**** Data to use
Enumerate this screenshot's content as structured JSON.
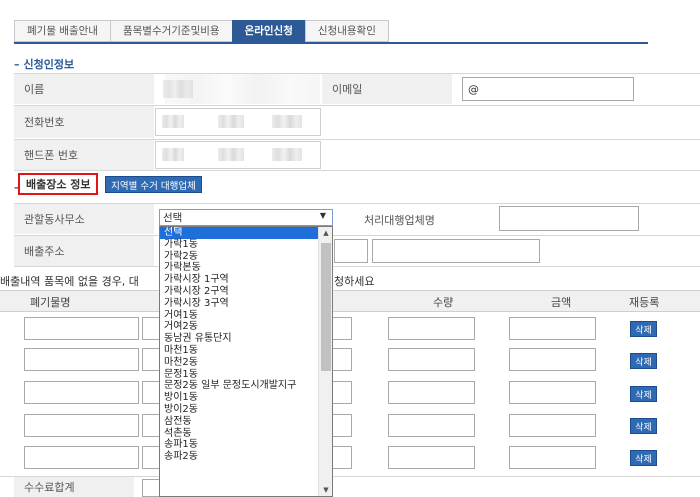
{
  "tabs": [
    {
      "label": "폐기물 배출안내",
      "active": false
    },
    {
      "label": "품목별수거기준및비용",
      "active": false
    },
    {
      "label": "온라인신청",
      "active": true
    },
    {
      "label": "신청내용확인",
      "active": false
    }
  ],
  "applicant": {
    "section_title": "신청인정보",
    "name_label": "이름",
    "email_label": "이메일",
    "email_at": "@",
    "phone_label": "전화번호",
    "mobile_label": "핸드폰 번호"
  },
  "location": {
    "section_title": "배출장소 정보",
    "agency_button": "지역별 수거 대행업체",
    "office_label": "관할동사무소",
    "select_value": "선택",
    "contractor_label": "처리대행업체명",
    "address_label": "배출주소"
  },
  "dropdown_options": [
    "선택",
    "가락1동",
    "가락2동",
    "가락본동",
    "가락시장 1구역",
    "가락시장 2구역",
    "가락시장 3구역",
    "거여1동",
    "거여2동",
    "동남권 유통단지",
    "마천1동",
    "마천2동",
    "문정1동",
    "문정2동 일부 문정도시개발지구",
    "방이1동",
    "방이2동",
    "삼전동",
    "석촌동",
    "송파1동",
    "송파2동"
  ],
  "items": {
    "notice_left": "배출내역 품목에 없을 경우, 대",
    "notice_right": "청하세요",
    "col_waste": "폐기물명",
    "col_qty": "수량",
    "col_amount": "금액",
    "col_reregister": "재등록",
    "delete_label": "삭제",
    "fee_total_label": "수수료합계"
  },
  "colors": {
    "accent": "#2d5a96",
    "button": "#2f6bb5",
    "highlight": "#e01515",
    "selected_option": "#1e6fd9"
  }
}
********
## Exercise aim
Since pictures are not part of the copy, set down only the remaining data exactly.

## Written reply
Enumerate this screenshot's content as structured JSON.
{
  "tabs": [
    {
      "label": "폐기물 배출안내",
      "active": false
    },
    {
      "label": "품목별수거기준및비용",
      "active": false
    },
    {
      "label": "온라인신청",
      "active": true
    },
    {
      "label": "신청내용확인",
      "active": false
    }
  ],
  "applicant": {
    "section_title": "신청인정보",
    "name_label": "이름",
    "email_label": "이메일",
    "email_at": "@",
    "phone_label": "전화번호",
    "mobile_label": "핸드폰 번호"
  },
  "location": {
    "section_title": "배출장소 정보",
    "agency_button": "지역별 수거 대행업체",
    "office_label": "관할동사무소",
    "select_value": "선택",
    "contractor_label": "처리대행업체명",
    "address_label": "배출주소"
  },
  "dropdown_options": [
    "선택",
    "가락1동",
    "가락2동",
    "가락본동",
    "가락시장 1구역",
    "가락시장 2구역",
    "가락시장 3구역",
    "거여1동",
    "거여2동",
    "동남권 유통단지",
    "마천1동",
    "마천2동",
    "문정1동",
    "문정2동 일부 문정도시개발지구",
    "방이1동",
    "방이2동",
    "삼전동",
    "석촌동",
    "송파1동",
    "송파2동"
  ],
  "items": {
    "notice_left": "배출내역 품목에 없을 경우, 대",
    "notice_right": "청하세요",
    "col_waste": "폐기물명",
    "col_qty": "수량",
    "col_amount": "금액",
    "col_reregister": "재등록",
    "delete_label": "삭제",
    "fee_total_label": "수수료합계"
  },
  "colors": {
    "accent": "#2d5a96",
    "button": "#2f6bb5",
    "highlight": "#e01515",
    "selected_option": "#1e6fd9"
  }
}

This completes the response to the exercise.